[RECORDS FOR THE EXERCISE — start]

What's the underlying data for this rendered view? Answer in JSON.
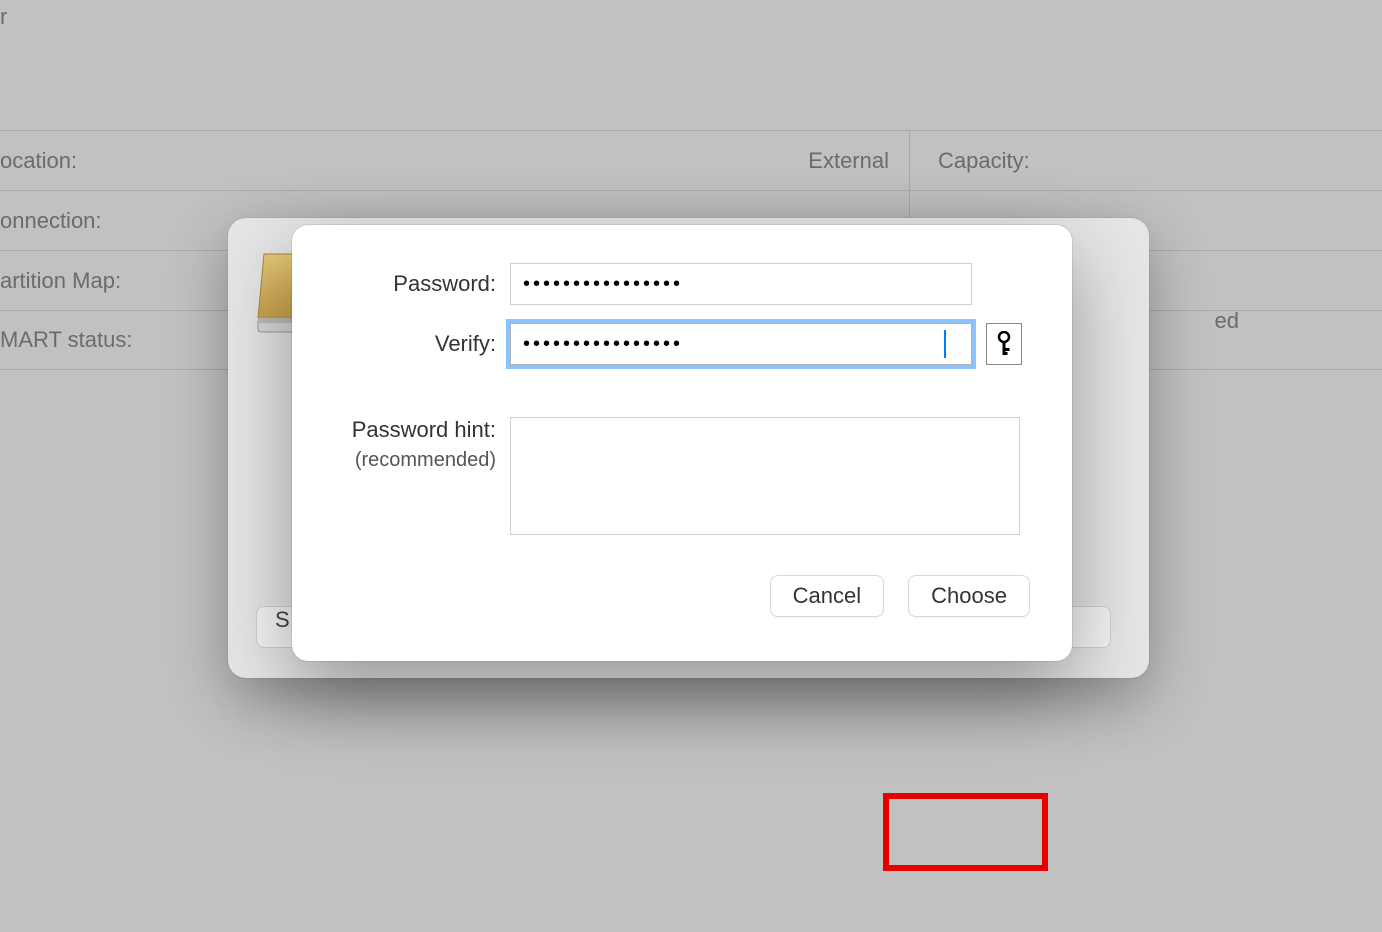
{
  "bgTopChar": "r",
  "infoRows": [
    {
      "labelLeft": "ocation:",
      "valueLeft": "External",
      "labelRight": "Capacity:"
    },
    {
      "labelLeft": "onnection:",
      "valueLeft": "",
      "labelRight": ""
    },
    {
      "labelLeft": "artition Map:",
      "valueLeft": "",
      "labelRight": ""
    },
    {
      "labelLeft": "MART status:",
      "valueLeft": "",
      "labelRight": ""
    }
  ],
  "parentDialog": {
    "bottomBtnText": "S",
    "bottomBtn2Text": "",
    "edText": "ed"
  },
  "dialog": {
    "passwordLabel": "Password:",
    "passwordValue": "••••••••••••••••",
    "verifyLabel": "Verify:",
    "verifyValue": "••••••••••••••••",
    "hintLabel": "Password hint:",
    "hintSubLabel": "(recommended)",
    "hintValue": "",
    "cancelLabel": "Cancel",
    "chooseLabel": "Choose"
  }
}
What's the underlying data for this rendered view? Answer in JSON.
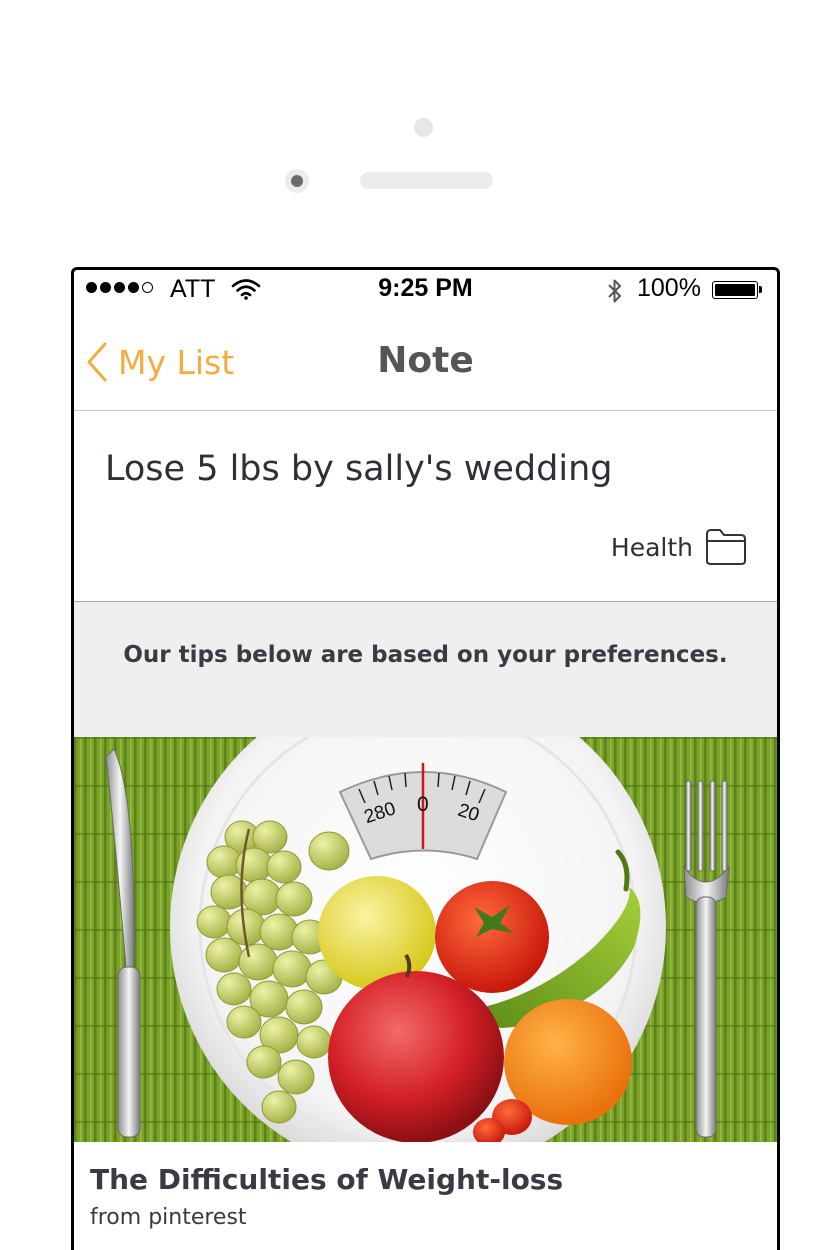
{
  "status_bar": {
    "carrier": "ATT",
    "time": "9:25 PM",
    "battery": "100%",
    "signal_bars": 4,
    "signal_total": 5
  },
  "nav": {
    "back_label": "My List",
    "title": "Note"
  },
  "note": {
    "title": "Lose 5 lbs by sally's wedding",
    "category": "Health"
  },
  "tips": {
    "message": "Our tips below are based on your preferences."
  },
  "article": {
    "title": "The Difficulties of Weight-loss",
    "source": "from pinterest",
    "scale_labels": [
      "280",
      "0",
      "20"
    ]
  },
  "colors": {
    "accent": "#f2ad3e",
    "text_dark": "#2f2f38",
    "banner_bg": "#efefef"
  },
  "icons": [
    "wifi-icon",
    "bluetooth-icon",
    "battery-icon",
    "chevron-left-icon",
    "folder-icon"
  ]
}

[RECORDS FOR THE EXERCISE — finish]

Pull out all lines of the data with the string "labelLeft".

      "labelLeft": "ocation:",
      "labelLeft": "onnection:",
      "labelLeft": "artition Map:",
      "labelLeft": "MART status:",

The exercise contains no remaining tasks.